Task description =>
Report the count of lines below in which the string "this" occurs; include nothing else.

▬▬▬▬▬▬▬▬▬▬

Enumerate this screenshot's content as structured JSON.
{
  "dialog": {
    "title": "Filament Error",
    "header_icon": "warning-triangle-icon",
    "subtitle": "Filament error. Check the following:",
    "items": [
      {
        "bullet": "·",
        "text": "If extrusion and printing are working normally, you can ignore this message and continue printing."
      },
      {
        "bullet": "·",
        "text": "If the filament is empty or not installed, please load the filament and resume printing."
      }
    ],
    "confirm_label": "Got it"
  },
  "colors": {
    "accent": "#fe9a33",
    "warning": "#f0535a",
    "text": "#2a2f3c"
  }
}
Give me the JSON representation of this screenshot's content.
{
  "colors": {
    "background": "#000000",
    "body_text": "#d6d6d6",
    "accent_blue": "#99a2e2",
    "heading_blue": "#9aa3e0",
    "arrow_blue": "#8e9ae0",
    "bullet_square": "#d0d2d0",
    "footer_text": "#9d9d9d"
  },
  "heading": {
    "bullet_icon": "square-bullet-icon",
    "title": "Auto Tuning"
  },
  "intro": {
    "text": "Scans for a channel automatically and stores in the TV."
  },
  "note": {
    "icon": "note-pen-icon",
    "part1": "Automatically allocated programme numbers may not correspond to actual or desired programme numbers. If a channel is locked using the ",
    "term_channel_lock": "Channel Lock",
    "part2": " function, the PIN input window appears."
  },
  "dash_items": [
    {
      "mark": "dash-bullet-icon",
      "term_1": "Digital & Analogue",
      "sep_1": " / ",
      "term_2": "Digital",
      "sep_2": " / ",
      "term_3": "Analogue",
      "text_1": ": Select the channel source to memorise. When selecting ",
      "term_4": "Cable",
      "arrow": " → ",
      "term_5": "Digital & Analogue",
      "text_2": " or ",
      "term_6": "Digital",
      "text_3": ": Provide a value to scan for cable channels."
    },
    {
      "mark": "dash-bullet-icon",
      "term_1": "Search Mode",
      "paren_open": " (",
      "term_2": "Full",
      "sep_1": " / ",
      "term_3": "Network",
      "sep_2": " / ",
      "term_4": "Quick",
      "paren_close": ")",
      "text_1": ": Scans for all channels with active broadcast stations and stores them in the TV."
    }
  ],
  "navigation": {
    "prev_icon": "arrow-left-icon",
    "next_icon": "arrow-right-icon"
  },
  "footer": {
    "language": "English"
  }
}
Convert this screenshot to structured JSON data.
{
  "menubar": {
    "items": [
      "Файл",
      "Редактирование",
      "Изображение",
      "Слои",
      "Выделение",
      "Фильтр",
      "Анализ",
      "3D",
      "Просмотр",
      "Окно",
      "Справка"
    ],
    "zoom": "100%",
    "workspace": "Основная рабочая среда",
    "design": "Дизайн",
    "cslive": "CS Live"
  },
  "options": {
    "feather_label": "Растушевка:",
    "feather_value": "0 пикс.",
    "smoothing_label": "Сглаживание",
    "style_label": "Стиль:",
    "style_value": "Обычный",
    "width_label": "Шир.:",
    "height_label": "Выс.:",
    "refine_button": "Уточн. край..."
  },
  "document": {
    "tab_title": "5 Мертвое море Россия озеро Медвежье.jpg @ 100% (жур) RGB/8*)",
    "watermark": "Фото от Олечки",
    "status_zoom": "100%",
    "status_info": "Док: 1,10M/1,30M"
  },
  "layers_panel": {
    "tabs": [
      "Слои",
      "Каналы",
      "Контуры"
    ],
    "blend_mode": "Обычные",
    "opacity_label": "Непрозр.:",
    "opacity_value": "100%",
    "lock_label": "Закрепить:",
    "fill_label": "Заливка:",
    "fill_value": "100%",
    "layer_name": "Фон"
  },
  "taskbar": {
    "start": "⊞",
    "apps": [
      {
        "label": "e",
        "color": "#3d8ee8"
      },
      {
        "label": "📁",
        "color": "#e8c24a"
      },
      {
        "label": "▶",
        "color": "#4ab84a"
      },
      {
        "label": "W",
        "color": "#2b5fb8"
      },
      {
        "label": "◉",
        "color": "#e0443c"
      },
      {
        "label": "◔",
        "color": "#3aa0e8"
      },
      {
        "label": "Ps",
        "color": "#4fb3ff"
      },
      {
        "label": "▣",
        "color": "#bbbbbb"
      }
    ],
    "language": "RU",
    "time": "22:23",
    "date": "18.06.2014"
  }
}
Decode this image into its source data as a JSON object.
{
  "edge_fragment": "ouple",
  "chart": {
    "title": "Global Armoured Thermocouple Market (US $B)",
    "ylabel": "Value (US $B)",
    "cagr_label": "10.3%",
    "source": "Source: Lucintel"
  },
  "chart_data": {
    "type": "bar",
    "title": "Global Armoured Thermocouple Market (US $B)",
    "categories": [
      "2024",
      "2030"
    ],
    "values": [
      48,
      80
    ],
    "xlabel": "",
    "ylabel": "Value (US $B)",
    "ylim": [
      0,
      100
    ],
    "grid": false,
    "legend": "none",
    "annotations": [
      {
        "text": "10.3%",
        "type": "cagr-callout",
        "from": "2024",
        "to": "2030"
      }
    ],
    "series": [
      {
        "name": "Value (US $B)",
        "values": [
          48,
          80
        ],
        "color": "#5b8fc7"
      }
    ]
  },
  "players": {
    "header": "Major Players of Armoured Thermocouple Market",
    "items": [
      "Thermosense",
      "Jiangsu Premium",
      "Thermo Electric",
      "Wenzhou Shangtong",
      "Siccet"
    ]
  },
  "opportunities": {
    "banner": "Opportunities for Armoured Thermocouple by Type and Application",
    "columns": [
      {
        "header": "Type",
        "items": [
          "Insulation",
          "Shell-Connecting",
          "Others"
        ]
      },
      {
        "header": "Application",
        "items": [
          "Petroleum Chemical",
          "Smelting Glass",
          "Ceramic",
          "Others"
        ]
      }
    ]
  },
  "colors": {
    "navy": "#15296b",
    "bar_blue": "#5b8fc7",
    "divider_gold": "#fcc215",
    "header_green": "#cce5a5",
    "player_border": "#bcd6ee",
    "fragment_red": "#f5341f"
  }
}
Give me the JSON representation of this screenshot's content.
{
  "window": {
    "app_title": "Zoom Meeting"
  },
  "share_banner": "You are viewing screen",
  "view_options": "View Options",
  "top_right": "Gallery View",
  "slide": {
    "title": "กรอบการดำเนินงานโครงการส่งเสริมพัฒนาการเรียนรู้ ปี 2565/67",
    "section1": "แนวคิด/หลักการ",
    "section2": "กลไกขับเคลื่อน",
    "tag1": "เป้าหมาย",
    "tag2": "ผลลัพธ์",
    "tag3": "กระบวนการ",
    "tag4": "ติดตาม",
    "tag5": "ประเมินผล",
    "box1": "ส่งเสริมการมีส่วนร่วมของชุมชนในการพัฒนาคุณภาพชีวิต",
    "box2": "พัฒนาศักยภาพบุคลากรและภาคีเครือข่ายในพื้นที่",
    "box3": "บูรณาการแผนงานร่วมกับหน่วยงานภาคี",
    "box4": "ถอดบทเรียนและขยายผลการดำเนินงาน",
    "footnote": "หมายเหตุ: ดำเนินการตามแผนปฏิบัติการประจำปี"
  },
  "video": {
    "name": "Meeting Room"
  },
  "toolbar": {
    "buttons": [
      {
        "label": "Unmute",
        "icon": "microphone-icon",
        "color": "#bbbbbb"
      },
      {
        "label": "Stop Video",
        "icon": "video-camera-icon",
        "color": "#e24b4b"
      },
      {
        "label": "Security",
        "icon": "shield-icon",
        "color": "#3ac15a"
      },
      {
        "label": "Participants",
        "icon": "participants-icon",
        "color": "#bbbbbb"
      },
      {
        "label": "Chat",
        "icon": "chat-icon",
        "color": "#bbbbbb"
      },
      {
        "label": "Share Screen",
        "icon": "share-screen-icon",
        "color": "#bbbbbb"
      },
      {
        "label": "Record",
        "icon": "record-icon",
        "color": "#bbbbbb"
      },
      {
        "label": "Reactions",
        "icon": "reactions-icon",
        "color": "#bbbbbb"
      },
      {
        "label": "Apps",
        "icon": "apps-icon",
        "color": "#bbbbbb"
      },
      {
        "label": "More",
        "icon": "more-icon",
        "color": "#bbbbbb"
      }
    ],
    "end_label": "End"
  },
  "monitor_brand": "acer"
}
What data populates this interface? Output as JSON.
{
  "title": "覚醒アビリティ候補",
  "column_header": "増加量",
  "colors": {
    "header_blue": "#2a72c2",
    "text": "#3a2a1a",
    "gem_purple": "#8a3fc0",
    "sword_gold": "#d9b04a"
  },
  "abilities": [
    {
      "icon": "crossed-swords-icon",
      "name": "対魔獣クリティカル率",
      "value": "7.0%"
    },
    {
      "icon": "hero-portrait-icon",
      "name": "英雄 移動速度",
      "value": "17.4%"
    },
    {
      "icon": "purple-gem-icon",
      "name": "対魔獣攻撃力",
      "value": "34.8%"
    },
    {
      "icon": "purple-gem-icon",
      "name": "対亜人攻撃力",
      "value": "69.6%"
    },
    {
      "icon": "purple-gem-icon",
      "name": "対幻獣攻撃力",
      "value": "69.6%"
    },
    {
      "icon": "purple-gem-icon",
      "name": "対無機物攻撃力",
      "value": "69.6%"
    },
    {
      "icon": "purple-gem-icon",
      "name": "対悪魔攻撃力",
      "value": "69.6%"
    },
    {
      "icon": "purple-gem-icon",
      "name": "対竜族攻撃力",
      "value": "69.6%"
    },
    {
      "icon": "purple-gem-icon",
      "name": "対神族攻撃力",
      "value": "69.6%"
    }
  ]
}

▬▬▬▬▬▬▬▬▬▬

Answer box =>
7